┌────────
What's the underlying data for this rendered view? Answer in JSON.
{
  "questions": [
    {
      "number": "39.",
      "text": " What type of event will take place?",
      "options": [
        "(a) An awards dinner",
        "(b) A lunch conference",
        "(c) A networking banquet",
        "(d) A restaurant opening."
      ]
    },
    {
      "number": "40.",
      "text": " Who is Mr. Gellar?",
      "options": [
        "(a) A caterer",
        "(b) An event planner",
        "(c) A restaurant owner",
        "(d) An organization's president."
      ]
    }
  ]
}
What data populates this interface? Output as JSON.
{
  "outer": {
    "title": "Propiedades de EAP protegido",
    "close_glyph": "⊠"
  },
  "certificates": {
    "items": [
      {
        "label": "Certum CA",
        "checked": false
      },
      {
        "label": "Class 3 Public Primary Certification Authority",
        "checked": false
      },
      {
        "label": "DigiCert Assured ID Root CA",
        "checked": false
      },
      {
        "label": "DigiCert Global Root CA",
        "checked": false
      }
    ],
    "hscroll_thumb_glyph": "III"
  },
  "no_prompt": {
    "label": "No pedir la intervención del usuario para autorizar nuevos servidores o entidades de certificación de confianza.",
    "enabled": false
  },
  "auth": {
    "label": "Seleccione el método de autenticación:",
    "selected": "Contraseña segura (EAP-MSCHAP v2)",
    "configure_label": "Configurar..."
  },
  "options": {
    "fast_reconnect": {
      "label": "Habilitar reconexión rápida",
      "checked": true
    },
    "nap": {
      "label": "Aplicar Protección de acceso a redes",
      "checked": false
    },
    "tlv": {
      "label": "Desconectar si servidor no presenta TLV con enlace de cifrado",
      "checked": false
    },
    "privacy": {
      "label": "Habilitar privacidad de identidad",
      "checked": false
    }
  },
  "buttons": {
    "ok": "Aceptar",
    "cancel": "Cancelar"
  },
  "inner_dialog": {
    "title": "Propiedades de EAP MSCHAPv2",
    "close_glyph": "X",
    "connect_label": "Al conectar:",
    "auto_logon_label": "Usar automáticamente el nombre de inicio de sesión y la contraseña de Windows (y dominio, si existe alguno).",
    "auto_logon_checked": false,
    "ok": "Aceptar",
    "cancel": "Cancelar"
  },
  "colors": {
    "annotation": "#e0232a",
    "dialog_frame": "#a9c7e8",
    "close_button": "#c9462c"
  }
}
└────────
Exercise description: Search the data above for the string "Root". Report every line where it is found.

Response below:
        "label": "DigiCert Assured ID Root CA",
        "label": "DigiCert Global Root CA",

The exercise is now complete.